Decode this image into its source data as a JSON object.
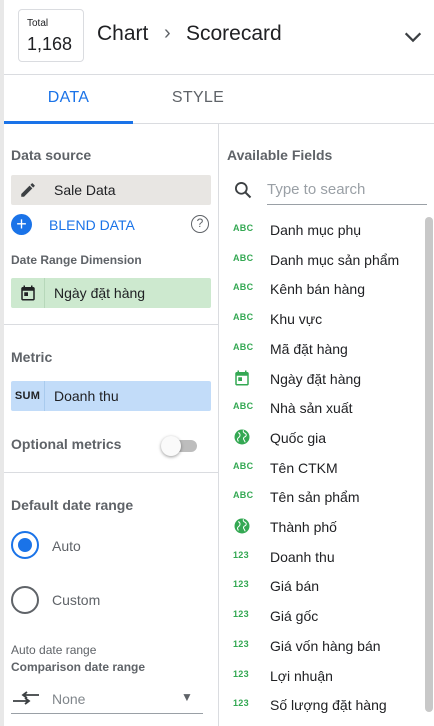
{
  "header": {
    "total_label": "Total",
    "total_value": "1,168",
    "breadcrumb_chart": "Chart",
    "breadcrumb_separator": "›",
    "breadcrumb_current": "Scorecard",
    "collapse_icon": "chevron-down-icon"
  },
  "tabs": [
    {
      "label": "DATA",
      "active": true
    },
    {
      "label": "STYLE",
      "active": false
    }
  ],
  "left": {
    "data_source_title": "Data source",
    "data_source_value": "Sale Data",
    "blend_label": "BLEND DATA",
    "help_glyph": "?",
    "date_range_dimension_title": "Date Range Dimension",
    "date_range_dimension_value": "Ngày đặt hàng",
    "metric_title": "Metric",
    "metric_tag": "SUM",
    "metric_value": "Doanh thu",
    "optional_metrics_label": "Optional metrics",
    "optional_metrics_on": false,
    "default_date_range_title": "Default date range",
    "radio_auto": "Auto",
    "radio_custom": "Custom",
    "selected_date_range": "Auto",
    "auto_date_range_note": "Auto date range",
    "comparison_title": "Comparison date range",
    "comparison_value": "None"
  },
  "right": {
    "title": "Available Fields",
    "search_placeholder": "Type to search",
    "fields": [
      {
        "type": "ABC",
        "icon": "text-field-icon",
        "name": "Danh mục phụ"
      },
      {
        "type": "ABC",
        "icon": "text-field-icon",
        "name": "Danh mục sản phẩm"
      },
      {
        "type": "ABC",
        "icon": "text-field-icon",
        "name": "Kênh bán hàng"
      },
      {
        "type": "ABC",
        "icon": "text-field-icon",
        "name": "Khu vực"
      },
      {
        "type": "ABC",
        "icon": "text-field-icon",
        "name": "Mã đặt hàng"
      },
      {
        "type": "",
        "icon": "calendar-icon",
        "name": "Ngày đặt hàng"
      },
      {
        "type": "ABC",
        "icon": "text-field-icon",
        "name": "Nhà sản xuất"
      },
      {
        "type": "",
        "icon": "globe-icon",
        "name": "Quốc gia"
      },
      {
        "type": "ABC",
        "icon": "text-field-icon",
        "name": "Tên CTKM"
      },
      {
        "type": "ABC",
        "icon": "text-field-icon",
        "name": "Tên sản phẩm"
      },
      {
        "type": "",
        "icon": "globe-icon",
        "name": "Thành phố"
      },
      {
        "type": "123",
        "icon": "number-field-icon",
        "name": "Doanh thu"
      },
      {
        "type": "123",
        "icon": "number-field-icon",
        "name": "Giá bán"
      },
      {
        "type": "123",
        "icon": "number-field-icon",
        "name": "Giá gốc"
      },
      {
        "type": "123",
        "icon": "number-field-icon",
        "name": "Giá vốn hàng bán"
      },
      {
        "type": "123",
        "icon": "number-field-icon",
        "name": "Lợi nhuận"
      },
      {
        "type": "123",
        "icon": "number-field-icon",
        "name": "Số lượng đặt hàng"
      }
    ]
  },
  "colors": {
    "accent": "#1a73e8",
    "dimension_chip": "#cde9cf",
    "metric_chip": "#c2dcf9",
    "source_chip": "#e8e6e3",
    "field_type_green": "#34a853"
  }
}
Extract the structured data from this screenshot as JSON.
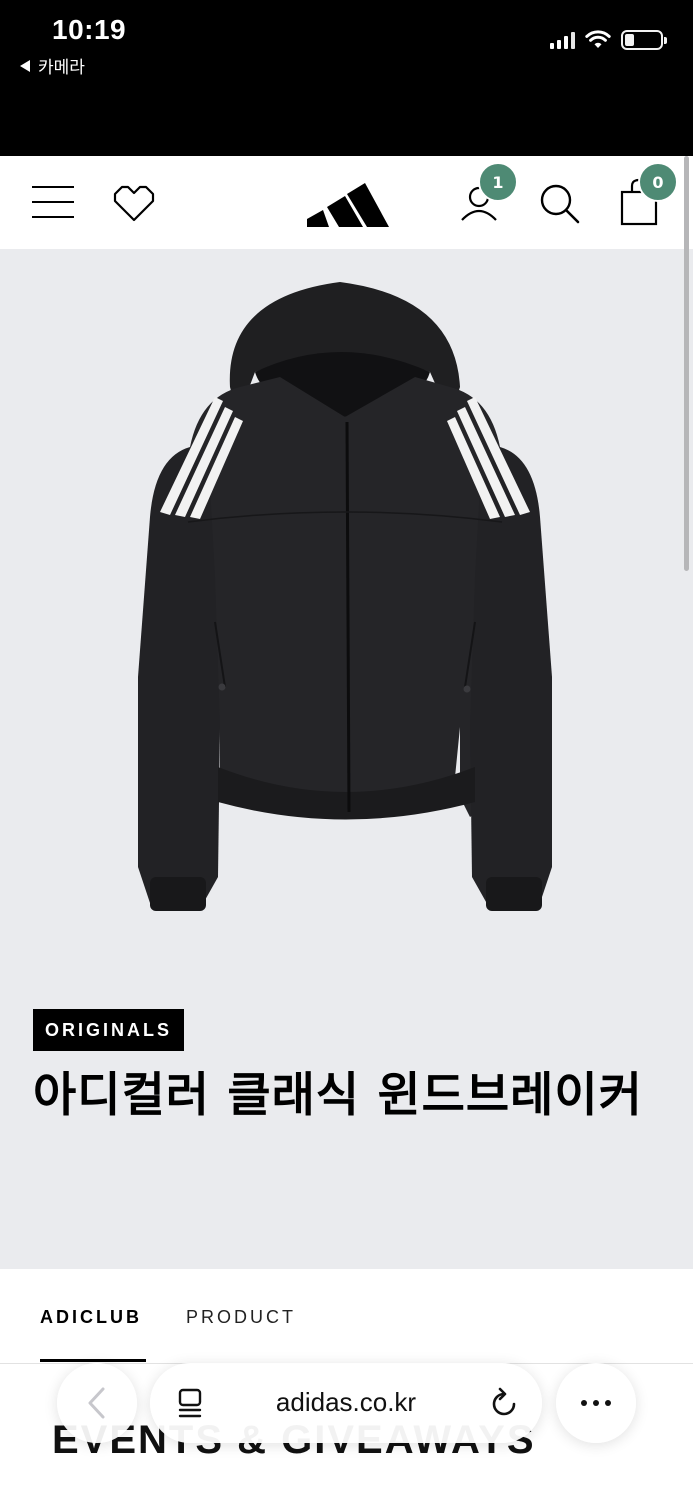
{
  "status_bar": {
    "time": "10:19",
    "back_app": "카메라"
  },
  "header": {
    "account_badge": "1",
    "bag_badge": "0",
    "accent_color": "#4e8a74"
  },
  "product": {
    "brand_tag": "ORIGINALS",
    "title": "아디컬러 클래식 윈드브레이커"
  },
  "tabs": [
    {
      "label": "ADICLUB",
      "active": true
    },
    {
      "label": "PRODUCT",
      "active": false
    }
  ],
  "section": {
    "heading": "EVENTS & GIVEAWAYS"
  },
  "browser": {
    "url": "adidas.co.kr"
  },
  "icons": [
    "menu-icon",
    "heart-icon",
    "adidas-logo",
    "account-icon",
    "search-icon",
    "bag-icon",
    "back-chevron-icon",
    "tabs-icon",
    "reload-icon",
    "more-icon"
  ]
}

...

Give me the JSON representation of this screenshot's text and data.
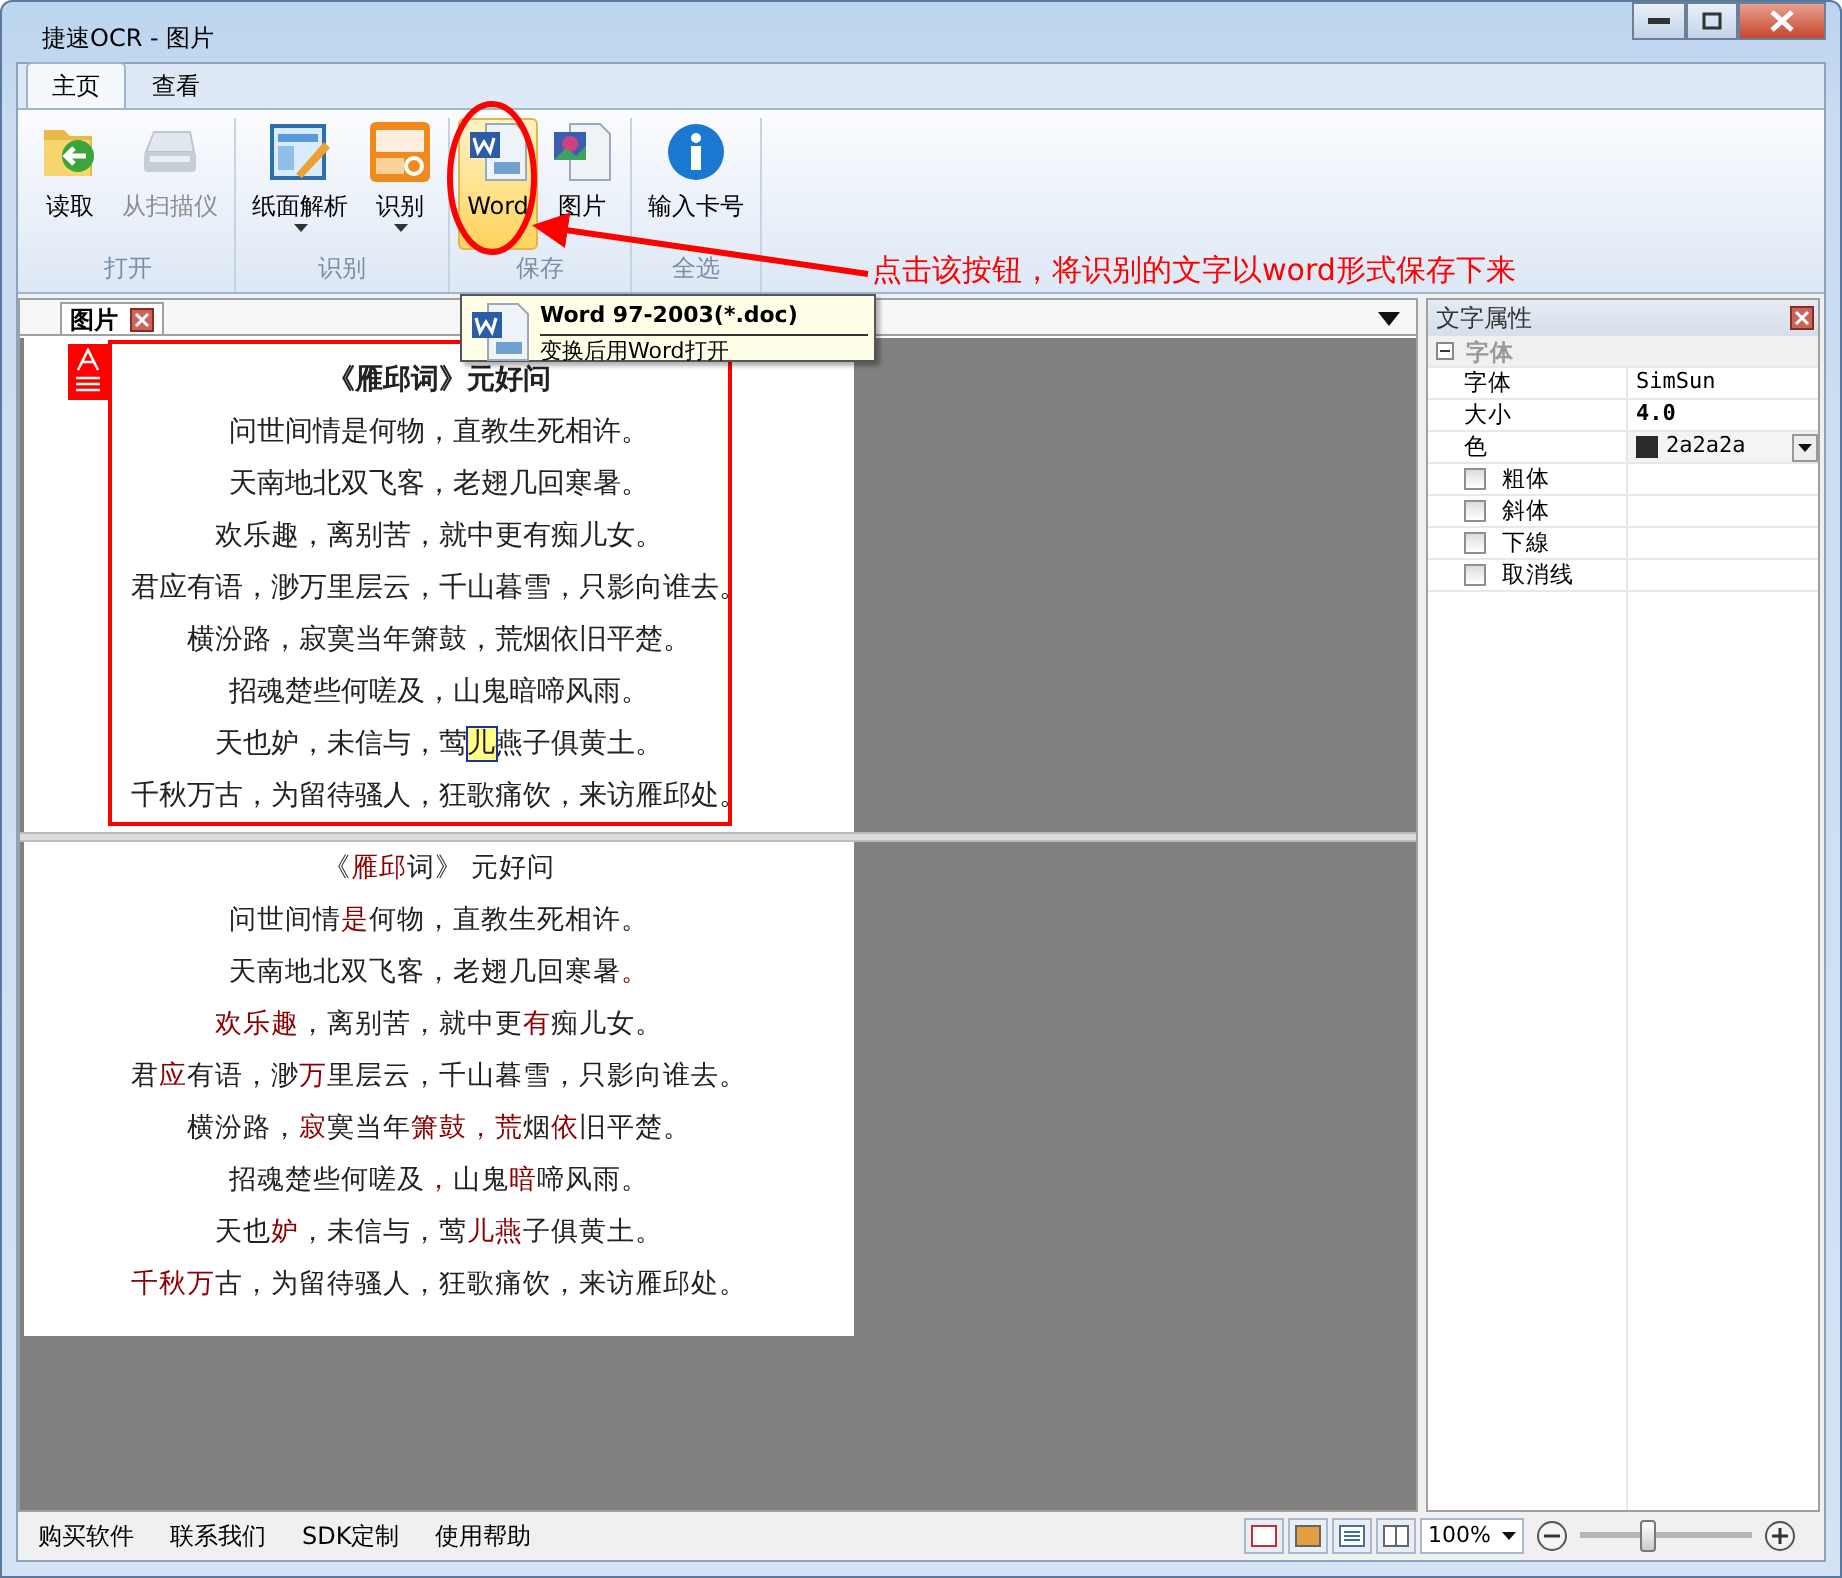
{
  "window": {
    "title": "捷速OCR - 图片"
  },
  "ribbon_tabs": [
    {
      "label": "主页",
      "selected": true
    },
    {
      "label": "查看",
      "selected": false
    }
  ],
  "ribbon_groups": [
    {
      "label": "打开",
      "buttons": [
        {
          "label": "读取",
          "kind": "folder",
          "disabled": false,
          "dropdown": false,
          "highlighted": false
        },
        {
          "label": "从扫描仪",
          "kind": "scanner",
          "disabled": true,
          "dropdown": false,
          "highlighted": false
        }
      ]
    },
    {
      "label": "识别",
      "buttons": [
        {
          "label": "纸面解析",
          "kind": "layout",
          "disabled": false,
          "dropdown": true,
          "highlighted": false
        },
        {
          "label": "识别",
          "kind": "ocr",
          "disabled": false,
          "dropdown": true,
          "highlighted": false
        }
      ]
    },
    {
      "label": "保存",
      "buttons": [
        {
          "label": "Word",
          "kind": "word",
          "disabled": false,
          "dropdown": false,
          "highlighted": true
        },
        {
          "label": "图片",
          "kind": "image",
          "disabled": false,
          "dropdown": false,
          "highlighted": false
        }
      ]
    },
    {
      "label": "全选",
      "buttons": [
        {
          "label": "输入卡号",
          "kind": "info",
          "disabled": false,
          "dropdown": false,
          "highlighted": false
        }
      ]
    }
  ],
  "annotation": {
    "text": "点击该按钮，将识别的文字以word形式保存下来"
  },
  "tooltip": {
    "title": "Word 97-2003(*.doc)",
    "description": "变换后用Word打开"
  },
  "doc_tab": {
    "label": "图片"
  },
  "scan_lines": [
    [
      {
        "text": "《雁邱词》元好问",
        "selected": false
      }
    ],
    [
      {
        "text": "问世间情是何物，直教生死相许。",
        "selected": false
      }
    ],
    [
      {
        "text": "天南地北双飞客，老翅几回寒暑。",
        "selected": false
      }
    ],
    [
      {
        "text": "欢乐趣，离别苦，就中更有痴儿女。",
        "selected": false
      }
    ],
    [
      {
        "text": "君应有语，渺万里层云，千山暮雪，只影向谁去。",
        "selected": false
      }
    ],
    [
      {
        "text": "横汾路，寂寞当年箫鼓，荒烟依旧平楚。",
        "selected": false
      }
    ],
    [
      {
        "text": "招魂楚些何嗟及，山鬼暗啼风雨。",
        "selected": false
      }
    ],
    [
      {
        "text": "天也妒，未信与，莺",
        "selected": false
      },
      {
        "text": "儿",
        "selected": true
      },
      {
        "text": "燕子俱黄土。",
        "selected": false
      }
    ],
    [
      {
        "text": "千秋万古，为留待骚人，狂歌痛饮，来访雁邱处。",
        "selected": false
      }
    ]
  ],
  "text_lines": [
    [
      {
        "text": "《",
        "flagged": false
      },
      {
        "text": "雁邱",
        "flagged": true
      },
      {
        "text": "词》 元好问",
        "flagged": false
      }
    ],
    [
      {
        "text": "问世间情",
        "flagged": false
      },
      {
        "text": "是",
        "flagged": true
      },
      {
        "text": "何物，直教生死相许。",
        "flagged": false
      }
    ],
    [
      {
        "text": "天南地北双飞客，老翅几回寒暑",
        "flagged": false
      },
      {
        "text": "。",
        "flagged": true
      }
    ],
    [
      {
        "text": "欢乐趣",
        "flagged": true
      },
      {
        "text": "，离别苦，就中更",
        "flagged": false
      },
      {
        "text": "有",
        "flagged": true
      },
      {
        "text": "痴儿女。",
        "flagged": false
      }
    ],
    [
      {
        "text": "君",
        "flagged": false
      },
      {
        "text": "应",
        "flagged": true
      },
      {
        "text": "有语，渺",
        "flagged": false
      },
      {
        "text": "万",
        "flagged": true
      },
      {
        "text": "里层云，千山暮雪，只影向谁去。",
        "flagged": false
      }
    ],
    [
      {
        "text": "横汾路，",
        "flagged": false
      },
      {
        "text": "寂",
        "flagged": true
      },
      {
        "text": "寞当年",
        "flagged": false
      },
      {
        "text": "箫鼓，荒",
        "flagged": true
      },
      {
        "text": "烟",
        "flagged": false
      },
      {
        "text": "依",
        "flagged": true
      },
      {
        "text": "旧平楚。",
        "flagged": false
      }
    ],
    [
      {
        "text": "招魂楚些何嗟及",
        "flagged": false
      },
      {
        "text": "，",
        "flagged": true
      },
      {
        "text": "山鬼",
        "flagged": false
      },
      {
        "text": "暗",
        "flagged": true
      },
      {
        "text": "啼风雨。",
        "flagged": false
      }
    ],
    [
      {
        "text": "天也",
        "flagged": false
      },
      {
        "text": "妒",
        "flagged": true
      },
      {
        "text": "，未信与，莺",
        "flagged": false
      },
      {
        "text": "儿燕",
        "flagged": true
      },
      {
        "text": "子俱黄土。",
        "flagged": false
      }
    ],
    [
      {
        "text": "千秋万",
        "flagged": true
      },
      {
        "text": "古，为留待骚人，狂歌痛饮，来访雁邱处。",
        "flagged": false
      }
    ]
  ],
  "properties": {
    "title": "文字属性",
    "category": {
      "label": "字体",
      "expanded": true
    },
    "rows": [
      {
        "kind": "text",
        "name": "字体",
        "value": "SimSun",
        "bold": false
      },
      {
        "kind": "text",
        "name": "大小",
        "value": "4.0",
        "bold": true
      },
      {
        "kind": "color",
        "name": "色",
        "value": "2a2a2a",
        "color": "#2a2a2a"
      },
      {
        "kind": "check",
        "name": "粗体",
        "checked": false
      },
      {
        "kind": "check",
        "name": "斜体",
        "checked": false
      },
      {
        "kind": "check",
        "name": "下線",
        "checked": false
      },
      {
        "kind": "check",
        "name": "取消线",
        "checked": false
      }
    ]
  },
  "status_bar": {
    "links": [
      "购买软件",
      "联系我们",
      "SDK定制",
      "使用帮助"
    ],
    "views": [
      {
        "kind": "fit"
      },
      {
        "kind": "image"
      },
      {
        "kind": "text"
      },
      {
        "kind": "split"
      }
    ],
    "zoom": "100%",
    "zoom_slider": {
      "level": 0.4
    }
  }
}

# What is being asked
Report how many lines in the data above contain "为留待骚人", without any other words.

# Answer box
2